== WHAT THIS TASK INVOLVES ==
What you return must match the data below exactly, minus any pictures.

── DATASET CONTENT

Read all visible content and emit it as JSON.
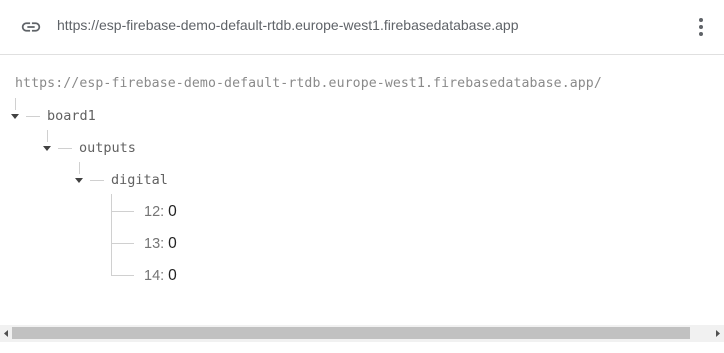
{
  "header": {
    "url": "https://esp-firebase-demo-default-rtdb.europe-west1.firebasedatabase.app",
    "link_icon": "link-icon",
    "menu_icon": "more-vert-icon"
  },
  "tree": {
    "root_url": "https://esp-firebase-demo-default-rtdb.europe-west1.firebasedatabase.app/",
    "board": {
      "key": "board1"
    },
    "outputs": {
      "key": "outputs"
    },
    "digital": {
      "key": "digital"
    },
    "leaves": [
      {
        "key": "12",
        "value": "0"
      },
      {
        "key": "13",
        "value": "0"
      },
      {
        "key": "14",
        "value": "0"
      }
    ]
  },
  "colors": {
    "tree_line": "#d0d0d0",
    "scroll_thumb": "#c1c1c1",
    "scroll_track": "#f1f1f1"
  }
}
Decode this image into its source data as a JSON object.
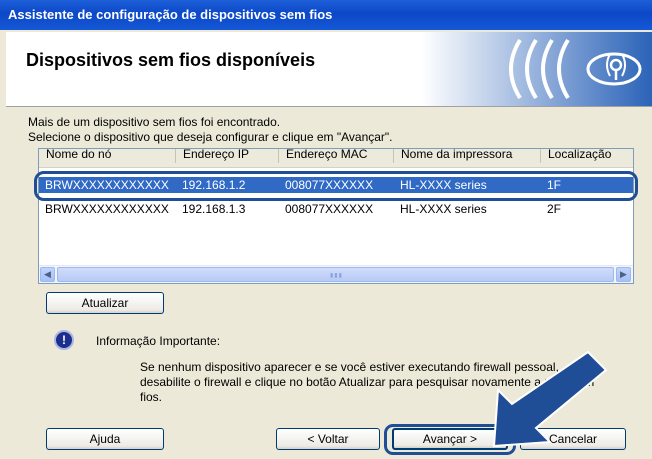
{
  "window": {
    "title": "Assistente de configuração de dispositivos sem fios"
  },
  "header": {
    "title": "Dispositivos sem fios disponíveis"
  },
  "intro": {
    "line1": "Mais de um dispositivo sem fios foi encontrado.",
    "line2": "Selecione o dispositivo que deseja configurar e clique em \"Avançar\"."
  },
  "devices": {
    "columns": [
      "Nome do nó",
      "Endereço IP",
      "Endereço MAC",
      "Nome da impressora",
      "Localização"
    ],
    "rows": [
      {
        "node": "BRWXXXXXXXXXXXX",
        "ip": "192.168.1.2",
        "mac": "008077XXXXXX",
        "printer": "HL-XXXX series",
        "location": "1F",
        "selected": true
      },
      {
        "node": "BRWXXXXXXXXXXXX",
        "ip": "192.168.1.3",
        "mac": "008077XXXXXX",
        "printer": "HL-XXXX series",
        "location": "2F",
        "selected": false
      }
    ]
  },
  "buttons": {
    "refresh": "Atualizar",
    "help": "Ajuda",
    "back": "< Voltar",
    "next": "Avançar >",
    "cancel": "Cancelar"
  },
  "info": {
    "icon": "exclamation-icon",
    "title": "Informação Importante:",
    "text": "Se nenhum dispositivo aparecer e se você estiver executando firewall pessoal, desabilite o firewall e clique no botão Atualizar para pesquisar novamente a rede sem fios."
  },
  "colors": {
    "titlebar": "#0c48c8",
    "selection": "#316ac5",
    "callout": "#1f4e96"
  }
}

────

== WRITTEN RESPONSE ==
Read all visible content and emit it as JSON.
{
  "header": {
    "url": "https://esp-firebase-demo-default-rtdb.europe-west1.firebasedatabase.app",
    "link_icon": "link-icon",
    "menu_icon": "more-vert-icon"
  },
  "tree": {
    "root_url": "https://esp-firebase-demo-default-rtdb.europe-west1.firebasedatabase.app/",
    "board": {
      "key": "board1"
    },
    "outputs": {
      "key": "outputs"
    },
    "digital": {
      "key": "digital"
    },
    "leaves": [
      {
        "key": "12",
        "value": "0"
      },
      {
        "key": "13",
        "value": "0"
      },
      {
        "key": "14",
        "value": "0"
      }
    ]
  },
  "colors": {
    "tree_line": "#d0d0d0",
    "scroll_thumb": "#c1c1c1",
    "scroll_track": "#f1f1f1"
  }
}
Decode this image into its source data as a JSON object.
{
  "window": {
    "title": "Assistente de configuração de dispositivos sem fios"
  },
  "header": {
    "title": "Dispositivos sem fios disponíveis"
  },
  "intro": {
    "line1": "Mais de um dispositivo sem fios foi encontrado.",
    "line2": "Selecione o dispositivo que deseja configurar e clique em \"Avançar\"."
  },
  "devices": {
    "columns": [
      "Nome do nó",
      "Endereço IP",
      "Endereço MAC",
      "Nome da impressora",
      "Localização"
    ],
    "rows": [
      {
        "node": "BRWXXXXXXXXXXXX",
        "ip": "192.168.1.2",
        "mac": "008077XXXXXX",
        "printer": "HL-XXXX series",
        "location": "1F",
        "selected": true
      },
      {
        "node": "BRWXXXXXXXXXXXX",
        "ip": "192.168.1.3",
        "mac": "008077XXXXXX",
        "printer": "HL-XXXX series",
        "location": "2F",
        "selected": false
      }
    ]
  },
  "buttons": {
    "refresh": "Atualizar",
    "help": "Ajuda",
    "back": "< Voltar",
    "next": "Avançar >",
    "cancel": "Cancelar"
  },
  "info": {
    "icon": "exclamation-icon",
    "title": "Informação Importante:",
    "text": "Se nenhum dispositivo aparecer e se você estiver executando firewall pessoal, desabilite o firewall e clique no botão Atualizar para pesquisar novamente a rede sem fios."
  },
  "colors": {
    "titlebar": "#0c48c8",
    "selection": "#316ac5",
    "callout": "#1f4e96"
  }
}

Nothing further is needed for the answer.